- _EXERCISE INSTRUCTIONS_: Wherever "JSON" shows up in the records below, copy the whole line.

(Beginning of RECORDS)

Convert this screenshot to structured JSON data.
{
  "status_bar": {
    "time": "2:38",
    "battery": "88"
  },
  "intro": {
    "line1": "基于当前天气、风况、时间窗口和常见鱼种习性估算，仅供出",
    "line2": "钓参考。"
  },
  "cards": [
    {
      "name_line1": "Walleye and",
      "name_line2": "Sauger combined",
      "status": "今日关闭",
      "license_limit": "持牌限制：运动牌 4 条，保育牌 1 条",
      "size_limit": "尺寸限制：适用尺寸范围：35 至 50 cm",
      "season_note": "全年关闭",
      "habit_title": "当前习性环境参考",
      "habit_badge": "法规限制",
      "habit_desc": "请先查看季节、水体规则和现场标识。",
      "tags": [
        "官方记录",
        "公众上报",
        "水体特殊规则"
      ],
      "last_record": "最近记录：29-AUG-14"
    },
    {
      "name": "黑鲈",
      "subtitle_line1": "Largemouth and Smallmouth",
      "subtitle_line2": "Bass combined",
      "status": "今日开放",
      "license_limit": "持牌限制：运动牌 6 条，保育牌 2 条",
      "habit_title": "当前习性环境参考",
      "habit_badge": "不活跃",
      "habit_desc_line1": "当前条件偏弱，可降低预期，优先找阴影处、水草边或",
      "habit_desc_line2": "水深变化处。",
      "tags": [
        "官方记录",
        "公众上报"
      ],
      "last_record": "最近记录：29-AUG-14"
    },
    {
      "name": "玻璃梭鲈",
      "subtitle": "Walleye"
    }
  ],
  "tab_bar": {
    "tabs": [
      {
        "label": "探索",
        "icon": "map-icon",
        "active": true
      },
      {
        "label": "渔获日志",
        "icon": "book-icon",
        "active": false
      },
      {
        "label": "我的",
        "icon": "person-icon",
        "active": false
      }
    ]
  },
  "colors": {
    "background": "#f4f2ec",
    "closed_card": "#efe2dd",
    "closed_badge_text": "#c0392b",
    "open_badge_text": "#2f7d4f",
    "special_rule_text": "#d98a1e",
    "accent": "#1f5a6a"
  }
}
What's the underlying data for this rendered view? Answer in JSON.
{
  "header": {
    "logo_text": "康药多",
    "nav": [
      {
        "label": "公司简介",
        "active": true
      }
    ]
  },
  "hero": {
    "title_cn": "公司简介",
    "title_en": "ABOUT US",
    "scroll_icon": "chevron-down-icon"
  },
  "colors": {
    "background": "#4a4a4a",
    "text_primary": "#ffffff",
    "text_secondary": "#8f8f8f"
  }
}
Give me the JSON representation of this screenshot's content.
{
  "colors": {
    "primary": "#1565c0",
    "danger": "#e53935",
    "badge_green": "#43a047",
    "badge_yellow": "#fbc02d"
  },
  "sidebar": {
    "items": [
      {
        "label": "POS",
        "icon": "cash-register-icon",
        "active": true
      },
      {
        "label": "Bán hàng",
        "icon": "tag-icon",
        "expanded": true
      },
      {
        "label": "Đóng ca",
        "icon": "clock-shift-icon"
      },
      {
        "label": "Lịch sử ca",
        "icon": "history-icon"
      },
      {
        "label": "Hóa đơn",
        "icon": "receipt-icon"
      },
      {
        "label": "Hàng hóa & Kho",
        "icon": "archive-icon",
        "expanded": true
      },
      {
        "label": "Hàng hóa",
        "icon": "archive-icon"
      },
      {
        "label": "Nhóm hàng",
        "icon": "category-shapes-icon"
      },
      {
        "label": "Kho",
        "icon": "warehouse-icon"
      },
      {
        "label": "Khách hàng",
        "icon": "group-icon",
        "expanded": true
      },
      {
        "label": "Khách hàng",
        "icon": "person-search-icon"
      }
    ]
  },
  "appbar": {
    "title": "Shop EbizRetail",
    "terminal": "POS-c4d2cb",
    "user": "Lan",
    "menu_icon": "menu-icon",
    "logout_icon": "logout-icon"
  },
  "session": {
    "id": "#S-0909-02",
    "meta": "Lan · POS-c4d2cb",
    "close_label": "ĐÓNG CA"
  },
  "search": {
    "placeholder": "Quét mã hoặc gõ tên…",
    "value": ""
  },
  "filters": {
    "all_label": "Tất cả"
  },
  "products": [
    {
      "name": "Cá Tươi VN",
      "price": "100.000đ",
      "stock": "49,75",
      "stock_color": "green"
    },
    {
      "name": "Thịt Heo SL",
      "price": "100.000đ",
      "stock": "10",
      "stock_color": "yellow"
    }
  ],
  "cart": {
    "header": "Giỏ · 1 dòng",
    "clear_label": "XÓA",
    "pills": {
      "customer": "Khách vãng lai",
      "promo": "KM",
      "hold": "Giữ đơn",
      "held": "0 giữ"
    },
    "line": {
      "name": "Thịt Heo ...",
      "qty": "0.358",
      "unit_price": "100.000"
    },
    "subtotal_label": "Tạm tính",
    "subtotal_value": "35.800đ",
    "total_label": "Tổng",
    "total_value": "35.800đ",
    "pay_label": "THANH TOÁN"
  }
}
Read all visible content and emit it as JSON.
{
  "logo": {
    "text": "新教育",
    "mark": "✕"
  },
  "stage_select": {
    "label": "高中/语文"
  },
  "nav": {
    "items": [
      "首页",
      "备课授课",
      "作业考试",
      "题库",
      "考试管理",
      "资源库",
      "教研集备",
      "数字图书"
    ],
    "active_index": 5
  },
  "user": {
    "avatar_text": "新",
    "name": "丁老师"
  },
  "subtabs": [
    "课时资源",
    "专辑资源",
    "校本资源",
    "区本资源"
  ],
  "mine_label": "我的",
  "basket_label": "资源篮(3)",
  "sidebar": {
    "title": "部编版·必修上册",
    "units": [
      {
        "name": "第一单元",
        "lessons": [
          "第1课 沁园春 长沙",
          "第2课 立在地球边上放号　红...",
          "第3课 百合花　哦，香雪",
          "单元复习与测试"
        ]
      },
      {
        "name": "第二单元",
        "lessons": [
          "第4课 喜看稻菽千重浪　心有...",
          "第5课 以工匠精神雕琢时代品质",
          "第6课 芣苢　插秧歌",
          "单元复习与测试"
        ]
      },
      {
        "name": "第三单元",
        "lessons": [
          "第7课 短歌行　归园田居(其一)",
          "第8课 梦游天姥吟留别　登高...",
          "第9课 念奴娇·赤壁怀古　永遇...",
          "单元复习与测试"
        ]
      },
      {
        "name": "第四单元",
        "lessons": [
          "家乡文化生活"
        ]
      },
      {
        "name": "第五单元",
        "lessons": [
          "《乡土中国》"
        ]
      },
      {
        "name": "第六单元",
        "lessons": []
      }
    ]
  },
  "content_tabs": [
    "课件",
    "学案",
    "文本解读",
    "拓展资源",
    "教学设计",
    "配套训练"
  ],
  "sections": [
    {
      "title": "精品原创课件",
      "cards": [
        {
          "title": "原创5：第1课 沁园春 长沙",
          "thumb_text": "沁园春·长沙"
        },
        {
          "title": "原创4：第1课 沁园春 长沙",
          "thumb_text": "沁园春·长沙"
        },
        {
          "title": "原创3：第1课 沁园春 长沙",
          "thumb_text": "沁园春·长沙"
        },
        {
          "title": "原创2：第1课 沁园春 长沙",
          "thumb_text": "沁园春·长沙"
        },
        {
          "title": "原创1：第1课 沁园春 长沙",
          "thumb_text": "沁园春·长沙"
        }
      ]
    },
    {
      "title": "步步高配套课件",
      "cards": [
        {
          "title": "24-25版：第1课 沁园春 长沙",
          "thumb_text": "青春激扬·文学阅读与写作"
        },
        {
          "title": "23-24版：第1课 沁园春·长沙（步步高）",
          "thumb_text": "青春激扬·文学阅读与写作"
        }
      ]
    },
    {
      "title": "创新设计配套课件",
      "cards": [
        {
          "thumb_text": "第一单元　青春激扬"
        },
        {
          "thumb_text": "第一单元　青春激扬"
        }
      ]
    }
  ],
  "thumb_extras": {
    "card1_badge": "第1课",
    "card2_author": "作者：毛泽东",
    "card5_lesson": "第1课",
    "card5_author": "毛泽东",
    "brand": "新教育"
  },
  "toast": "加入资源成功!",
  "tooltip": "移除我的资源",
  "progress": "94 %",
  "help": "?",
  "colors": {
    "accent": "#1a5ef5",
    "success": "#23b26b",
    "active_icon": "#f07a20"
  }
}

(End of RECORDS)

- _REPLY TO THE EXERCISE_:
Convert this screenshot to structured JSON data.
What's the underlying data for this rendered view? Answer in JSON.
Give me the JSON representation of this screenshot's content.
Read all visible content and emit it as JSON.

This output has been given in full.